The consortium focuses on the research, development and manufacturing of lithium-ion batteries, which can provide more power than traditional batteries because of an improved chemical composition. Imperium3 is owned by a consortium that includes Charge CCCV (C4V), founded by former postdoctoral researcher Shailesh Upreti on the Binghamton University campus in 2014.

C4V was an early entrant into the Binghamton Start-Up NY program at the Start-Up Suite incubator and is also a member of the Southern Tier Clean Energy Incubator (SCI), part of the Binghamton Incubator Program (BiP), which operates the Start-Up Suites and the Koffman Incubator.

There are numerous applications of the improved batteries, according to Upreti.

“Once our chemistry is adopted and we integrate that in the battery, the battery has many different types of advantages,” Upreti said in a recent interview. “We can fine-tune the properties of the molecules and get you, let’s say, a higher-power battery for an iPhone.”

Imperium3 had initially planned to build a factory at Endicott’s Huron campus by the end of 2019, bringing more than 200 jobs to the area. That date has now been moved up, after the consortium snagged $200 million of machinery and assets in a bankruptcy auction. The price? Just $5 million. That means the $140 million investment cost Imperium3 had estimated will likely be much lower.

 

Imperium3 and C4V, the company that owns the intellectual property of the new technology, continue to utilize space on the Binghamton campus, specifically the Start-Up Suites located at the Innovation Technologies Complex (ITC). Upreti said the facilities have been helpful to the business in its early stages and as it continues to grow.

“That’s a multi-million dollar facility which companies like us cannot afford to have in-house,” he said. “It’s very, very helpful to us because it allows us to solve problems very fast, so if we run into a situation where we have to diagnose, we have the tool.”

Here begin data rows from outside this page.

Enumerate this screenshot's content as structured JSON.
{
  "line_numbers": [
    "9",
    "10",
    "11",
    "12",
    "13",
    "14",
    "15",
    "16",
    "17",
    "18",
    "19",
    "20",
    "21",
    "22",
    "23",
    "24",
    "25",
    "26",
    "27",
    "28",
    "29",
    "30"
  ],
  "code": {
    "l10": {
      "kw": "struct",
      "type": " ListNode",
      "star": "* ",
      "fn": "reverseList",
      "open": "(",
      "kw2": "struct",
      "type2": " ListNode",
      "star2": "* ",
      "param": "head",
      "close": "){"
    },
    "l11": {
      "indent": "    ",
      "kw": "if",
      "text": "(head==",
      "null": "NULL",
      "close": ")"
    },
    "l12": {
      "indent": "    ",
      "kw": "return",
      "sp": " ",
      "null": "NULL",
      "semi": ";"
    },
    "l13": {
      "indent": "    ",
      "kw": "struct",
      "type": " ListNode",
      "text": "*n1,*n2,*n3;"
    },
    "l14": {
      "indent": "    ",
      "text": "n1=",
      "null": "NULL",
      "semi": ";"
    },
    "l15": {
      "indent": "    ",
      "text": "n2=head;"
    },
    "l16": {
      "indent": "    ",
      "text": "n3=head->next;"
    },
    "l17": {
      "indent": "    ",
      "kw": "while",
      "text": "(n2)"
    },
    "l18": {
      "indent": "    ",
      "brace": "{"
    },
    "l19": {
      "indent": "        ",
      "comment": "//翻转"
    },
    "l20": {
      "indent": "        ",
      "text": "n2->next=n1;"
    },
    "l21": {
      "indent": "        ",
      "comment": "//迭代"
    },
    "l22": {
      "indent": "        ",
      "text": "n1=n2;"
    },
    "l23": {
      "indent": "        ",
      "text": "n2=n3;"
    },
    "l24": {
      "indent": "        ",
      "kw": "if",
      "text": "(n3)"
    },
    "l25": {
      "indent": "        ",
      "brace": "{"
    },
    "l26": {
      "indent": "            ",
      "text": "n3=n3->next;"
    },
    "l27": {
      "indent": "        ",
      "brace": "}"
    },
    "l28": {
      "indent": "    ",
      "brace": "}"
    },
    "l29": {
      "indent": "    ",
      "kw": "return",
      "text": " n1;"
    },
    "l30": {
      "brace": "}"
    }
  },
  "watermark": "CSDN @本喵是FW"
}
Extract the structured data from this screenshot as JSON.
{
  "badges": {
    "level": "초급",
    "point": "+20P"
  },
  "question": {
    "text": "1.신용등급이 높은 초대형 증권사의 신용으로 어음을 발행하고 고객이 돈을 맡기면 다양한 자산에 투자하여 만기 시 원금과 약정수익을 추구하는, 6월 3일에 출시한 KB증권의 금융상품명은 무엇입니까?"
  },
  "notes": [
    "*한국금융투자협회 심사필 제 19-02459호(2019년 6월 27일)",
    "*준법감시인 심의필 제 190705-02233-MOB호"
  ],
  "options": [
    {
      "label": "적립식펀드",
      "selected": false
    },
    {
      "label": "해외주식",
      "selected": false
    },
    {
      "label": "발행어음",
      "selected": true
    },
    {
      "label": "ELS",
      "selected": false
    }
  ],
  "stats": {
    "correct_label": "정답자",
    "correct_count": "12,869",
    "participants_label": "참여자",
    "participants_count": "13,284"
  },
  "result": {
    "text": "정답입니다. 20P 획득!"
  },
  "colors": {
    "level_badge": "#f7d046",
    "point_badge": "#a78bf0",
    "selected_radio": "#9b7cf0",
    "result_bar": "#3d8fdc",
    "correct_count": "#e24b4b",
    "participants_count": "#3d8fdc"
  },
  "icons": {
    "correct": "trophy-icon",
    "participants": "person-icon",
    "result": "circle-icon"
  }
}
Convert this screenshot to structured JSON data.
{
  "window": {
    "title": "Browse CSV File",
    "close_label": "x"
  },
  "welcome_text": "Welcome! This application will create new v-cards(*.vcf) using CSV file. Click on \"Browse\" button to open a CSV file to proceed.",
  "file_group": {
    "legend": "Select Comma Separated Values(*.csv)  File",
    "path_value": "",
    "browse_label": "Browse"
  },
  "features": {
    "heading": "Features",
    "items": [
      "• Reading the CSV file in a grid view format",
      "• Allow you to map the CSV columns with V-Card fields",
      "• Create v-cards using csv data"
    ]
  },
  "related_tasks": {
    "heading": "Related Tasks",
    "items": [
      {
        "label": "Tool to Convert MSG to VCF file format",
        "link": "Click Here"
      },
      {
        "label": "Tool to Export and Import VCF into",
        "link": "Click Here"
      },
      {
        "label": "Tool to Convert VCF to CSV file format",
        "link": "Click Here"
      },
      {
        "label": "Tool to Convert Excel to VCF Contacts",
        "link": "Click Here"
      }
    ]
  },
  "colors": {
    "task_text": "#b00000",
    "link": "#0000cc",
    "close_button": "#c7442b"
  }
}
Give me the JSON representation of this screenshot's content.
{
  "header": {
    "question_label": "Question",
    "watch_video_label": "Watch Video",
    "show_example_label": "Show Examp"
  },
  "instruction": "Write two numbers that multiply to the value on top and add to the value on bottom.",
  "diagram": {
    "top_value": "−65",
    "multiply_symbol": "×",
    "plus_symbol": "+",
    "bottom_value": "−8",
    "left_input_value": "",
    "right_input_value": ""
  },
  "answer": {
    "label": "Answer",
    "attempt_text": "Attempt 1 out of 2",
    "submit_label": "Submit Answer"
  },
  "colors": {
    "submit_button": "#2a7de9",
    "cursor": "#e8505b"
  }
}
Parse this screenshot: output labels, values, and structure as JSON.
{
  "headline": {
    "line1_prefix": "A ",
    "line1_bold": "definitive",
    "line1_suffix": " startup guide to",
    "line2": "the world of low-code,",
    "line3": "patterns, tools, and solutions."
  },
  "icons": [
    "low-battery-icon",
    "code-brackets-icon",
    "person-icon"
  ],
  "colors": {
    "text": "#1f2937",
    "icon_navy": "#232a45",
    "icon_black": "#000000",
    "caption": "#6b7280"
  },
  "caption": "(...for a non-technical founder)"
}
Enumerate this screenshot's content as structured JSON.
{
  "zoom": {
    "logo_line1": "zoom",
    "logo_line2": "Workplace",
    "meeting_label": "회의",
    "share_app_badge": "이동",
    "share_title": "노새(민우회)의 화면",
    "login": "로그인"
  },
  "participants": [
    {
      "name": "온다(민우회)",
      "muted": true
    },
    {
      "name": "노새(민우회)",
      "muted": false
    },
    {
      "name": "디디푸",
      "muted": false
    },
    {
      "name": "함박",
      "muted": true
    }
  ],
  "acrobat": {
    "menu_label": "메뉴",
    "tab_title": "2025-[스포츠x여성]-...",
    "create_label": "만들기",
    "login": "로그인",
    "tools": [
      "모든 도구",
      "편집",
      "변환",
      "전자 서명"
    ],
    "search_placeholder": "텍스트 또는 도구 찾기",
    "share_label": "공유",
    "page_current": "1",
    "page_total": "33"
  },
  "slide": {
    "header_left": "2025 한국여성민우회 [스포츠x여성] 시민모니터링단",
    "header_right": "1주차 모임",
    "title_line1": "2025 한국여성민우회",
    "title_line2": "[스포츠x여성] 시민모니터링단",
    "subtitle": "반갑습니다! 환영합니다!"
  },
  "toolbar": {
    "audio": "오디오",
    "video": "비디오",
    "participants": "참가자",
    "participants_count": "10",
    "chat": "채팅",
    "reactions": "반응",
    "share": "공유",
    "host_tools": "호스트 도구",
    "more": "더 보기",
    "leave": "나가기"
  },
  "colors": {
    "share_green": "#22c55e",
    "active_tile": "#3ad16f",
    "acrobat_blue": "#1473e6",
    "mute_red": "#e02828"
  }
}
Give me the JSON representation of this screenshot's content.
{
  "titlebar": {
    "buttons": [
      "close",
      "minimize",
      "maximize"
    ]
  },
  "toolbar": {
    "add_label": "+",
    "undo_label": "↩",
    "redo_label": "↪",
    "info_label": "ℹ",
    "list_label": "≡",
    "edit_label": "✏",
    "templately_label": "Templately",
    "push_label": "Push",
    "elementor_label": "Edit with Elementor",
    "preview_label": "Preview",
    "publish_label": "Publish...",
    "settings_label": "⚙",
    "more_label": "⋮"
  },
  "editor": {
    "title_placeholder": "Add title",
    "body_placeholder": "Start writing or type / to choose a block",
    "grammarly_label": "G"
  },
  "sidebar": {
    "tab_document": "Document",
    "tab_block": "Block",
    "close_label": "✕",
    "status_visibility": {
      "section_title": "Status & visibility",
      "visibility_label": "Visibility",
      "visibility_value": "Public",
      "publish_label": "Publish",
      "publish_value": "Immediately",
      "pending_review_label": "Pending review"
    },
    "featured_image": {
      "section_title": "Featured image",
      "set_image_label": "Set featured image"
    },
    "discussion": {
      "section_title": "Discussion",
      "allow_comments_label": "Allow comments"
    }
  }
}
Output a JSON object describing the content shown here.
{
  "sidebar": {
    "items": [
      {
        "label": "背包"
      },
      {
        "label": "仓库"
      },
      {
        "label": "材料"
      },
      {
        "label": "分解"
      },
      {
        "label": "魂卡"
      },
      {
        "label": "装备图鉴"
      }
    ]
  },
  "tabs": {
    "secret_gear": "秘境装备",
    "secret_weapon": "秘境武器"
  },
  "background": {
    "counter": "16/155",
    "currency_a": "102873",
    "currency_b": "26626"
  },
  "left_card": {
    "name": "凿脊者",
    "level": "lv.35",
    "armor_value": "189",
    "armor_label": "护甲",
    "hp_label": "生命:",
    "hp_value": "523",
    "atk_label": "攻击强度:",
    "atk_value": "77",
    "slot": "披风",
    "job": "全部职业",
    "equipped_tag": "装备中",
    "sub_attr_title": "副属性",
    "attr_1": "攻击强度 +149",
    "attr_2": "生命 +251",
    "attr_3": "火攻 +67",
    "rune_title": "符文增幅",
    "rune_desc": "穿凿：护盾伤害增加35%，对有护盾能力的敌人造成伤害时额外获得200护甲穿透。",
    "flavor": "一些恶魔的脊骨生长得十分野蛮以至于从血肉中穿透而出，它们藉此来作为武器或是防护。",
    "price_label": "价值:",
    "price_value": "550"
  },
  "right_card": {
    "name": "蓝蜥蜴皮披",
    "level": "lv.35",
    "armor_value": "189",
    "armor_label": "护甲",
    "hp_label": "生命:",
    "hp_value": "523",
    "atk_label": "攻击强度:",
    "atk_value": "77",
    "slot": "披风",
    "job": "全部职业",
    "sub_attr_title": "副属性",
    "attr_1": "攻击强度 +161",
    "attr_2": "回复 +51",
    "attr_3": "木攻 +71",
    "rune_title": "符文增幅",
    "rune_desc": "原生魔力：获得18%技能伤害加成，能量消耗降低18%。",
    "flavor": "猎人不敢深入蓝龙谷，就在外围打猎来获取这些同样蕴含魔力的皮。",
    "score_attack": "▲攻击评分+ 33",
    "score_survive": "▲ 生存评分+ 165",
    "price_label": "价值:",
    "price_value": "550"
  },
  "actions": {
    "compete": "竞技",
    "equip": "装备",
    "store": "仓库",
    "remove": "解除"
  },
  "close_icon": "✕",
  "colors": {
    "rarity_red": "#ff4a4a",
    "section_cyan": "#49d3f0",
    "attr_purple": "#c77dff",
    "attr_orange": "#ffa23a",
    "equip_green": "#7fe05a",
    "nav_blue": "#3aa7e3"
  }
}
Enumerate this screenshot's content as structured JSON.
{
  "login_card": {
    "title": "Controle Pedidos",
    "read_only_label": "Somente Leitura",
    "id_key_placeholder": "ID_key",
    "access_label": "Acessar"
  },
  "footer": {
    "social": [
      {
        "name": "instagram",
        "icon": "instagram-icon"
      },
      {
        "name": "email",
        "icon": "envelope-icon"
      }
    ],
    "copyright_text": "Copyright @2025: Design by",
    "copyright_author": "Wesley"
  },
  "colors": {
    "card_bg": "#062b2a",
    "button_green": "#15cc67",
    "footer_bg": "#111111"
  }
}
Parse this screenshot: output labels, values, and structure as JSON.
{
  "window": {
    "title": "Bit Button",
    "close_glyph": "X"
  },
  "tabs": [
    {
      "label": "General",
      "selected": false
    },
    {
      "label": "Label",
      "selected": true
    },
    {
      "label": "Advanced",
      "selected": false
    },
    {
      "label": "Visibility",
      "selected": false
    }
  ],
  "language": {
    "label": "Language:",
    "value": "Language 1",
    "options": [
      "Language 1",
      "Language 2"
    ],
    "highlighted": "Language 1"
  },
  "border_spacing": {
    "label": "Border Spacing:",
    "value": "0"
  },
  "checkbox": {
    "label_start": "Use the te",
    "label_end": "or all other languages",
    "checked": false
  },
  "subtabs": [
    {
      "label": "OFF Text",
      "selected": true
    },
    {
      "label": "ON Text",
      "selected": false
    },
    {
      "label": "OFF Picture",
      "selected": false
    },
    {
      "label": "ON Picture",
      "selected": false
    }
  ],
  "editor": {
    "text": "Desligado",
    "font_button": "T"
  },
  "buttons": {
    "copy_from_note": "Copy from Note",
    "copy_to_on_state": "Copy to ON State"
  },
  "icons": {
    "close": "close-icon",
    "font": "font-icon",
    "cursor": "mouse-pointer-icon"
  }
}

Cuomo spoke at the proposed factory site last October, praising the transition from university research to commercialization and the potential for hundreds of local jobs.

“[Charge CCCV], with this great invention, is now ready to go to the next step, which is to create a factory to actually make these batteries and produce these batteries,” Cuomo said during his visit. “Where are they going to do it? Right here in Endicott.”

Upreti said the deal was appealing because most of the machinery was never used in production.

“It was developed in 2016, so we knew it could serve the purposes we need,” he said.

Those purposes include product formation and testing, cell assembly and module assembly and packing. Imperium3 has already secured contracts with providers in India and Africa, who want to use the batteries to power rail cars and off-grid electrical systems.

The decision to base the factory in the Southern Tier, Upreti said, was both an emotional and business-oriented one.

“IBM, Kodak…these multi-billion dollar entities…were developed here,” Upreti said. “If that exists here ― the background and foundation of industry ― if you connect our emotions to that background, I think it made perfect sense to do it here.”

Last summer, C4V won $500,000 in 76 West’s Clean Energy Competition, a state-operated program that rewards companies promising to bring clean energy services and jobs specifically to the Southern Tier region.

Imperium3 is now in the process of hiring contractors to move the machinery more than 600 miles its Concord, North Carolina factory. Once that’s done, Endicott’s first lithium-ion factory will be finished in three to five months.